_About this task_
Lines containing "value" should be pulled from the material below.

_Records supplied_
——————
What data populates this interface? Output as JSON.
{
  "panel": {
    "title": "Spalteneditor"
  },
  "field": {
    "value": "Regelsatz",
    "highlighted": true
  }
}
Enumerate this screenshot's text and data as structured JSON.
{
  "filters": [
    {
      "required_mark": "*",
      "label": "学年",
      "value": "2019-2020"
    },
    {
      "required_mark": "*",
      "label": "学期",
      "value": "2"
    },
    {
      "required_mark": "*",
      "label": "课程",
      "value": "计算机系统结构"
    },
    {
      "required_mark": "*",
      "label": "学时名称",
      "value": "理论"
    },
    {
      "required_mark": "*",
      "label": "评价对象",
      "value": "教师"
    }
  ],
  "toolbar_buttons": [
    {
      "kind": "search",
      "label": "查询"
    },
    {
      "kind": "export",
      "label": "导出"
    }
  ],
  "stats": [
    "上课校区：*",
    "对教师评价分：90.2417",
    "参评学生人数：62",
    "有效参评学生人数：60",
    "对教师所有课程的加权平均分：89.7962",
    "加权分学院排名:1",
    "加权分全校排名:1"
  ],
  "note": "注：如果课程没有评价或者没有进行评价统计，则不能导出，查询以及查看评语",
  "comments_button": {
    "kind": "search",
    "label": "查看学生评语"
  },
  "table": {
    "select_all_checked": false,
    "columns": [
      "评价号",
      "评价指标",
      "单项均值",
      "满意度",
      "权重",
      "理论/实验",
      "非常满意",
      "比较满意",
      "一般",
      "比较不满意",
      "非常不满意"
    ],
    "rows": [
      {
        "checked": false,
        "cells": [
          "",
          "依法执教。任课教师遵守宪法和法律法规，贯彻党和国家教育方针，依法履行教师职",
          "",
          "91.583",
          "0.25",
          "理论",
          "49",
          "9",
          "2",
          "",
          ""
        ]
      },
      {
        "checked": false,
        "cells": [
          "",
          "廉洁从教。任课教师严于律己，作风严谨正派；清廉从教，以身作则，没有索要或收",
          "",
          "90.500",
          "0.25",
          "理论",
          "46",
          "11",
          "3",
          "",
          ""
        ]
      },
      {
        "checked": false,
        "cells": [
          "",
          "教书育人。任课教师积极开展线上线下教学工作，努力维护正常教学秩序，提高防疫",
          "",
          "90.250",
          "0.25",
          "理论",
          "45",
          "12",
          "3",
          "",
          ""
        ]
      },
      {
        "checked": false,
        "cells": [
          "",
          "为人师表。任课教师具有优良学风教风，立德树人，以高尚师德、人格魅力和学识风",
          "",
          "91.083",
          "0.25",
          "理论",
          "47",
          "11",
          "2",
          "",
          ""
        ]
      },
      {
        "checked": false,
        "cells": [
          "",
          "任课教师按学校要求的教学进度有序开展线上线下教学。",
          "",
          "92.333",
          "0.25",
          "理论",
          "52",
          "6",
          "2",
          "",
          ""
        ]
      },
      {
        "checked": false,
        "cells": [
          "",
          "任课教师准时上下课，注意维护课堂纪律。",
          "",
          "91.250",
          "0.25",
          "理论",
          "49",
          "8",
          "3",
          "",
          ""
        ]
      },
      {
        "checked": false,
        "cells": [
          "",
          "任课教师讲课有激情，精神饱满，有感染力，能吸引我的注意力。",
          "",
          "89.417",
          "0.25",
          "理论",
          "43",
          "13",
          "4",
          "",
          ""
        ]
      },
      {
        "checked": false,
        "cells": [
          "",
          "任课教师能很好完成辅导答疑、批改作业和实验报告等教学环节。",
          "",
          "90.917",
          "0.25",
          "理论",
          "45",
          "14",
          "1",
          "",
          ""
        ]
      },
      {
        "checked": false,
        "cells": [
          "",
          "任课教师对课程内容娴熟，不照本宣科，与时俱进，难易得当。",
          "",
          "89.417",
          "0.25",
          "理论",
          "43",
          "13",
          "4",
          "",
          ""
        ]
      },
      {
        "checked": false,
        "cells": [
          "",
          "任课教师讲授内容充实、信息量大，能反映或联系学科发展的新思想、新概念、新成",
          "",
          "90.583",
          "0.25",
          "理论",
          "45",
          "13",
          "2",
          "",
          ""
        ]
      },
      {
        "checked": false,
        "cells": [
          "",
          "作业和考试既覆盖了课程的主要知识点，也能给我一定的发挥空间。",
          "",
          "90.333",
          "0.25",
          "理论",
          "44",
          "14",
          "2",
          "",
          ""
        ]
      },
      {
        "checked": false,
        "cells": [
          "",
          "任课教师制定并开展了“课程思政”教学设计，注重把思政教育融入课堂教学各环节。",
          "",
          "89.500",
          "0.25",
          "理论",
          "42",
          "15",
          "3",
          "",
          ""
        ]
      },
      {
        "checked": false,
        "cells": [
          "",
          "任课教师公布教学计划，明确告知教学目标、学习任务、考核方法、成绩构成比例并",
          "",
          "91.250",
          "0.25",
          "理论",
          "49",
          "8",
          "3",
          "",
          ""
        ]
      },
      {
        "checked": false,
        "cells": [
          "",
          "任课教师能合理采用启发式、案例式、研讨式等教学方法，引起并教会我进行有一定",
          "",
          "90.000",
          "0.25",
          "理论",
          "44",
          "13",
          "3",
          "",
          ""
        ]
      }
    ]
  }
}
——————
_Task solution_
    "value": "Regelsatz",
      "value": "2019-2020"
      "value": "2"
      "value": "计算机系统结构"
      "value": "理论"
      "value": "教师"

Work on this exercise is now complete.